In the early days, bourbon was sold and shipped to taverns in barrels, accompanied by a few fancified empty bottles. Since the barrels were unsealed, the quality of the whiskey varied depending on whether an unscrupulous middleman had diluted it or substituted one brand for another. Once at the tavern, the liquor was poured into the decanters, which were etched with the distillers' brand name. George Garvin Brown, the founder of Old Forester, is credited with being the first to bottle and seal bourbon in glass in 1870. Soon other distillers followed suit, and Brown's sensible solution established an early form of bourbon quality control.
Bourbon is all-American literally as well as figuratively, for it is decreed by federal law that bourbon may be made only in the United States from a fermented mash of grain containing a minimum of 51 percent corn (though the percentage may run as high as 75 percent) and aged for a minimum of two years in charred oak barrels that may be used only once. Varying percentages of other grains such as rye, barley, and wheat are also allowed. The mysterious changes in color (from clear to amber) and flavor (from raw pungency to smoothness) wrought during bourbon's maturing process are a function of the barrels in which it ages. As the bourbon expands and contracts in and out of the red layer of caramelized wood behind the charred layer, the liquor's taste, bouquet, and rich color develop. The charred oak gives bourbon its color.

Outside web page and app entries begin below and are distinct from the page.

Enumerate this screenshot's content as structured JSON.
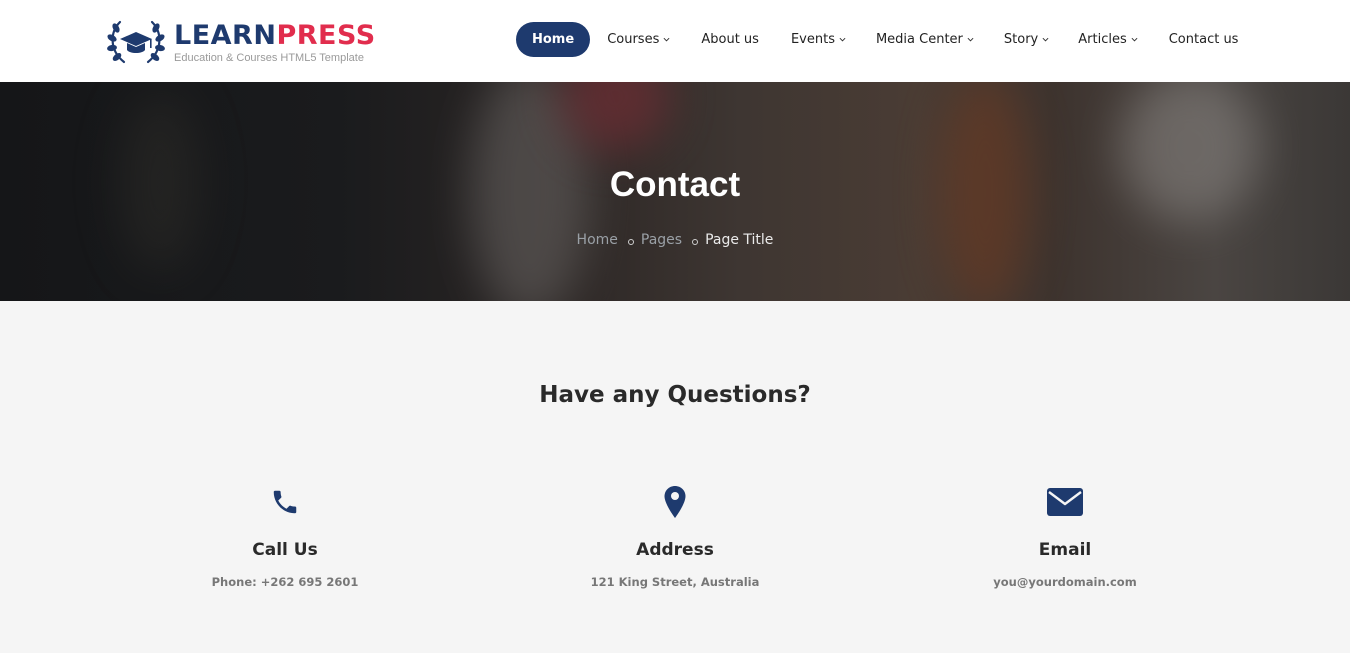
{
  "brand": {
    "name_part1": "LEARN",
    "name_part2": "PRESS",
    "tagline": "Education & Courses HTML5 Template",
    "color_primary": "#1e3a6e",
    "color_accent": "#e12d4d"
  },
  "nav": {
    "items": [
      {
        "label": "Home",
        "active": true,
        "dropdown": false
      },
      {
        "label": "Courses",
        "active": false,
        "dropdown": true
      },
      {
        "label": "About us",
        "active": false,
        "dropdown": false
      },
      {
        "label": "Events",
        "active": false,
        "dropdown": true
      },
      {
        "label": "Media Center",
        "active": false,
        "dropdown": true
      },
      {
        "label": "Story",
        "active": false,
        "dropdown": true
      },
      {
        "label": "Articles",
        "active": false,
        "dropdown": true
      },
      {
        "label": "Contact us",
        "active": false,
        "dropdown": false
      }
    ]
  },
  "hero": {
    "title": "Contact",
    "breadcrumb": [
      "Home",
      "Pages",
      "Page Title"
    ]
  },
  "contact": {
    "heading": "Have any Questions?",
    "cards": [
      {
        "icon": "phone-icon",
        "title": "Call Us",
        "detail": "Phone: +262 695 2601"
      },
      {
        "icon": "map-pin-icon",
        "title": "Address",
        "detail": "121 King Street, Australia"
      },
      {
        "icon": "envelope-icon",
        "title": "Email",
        "detail": "you@yourdomain.com"
      }
    ]
  }
}
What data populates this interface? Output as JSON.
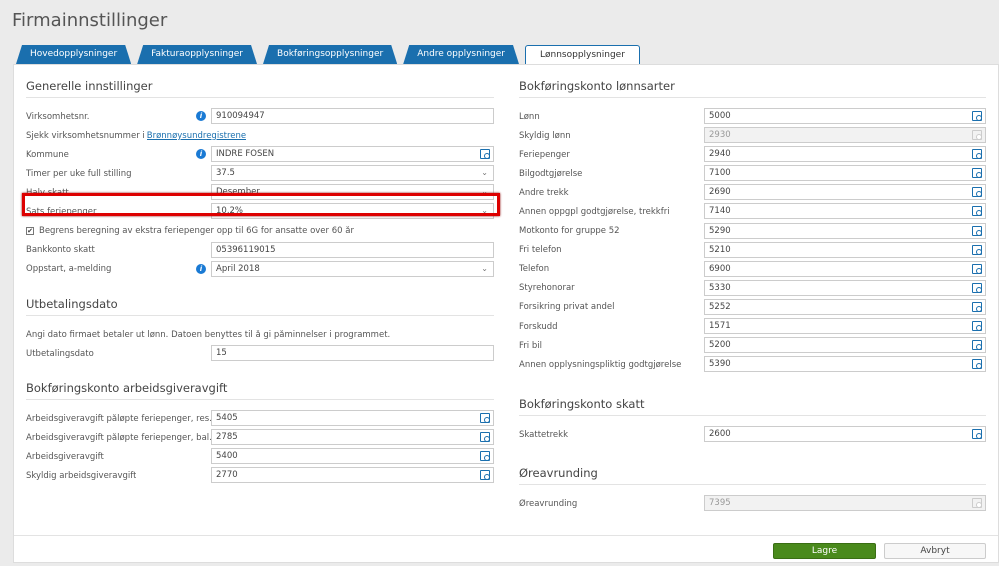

Faithful purists drink bourbon neat from a small snifter or tulip glass in the same fashion that an elegant cognac is enjoyed. In concert with other liquids, bourbon is also the pivotal ingredient in a myriad of mixed drinks from Manhattans, old-fashioneds, and whiskey sours to ambrosially festive, highly ceremonial mint juleps that are synonymous with Kentucky Derby time and languid afternoons of dawdling on verandas.
Today there are more than 200 bourbons distilled in the United States. But cold hearted sales figures, of course, are not the whole story. It's important to bear in mind that emotions run high among bourbon fans when it comes to their elixir of choice.
Rife with the romance of America's rough-and-tumble past, bourbon has also inspired some rather potent poetics. Bernard DeVoto, in The Hour, described true bourbon as “awaking delight like any great wine with a rich and magical plenitude of overtones and rhymes and resolved dissonances and a contrapuntal succession of fleeting aftertastes."
In a more earthbound vein, it is said that on an excursion abroad, Mark Twain claimed to customs inspectors that he was traveling only with clothing. As an inspector turned up a carefully cosseted bottle of bourbon from his suitcase, Twain promptly identified it as his "much needed nightcap."
And even our Secretary of State…a much needed nightcap or for courage, she did not say.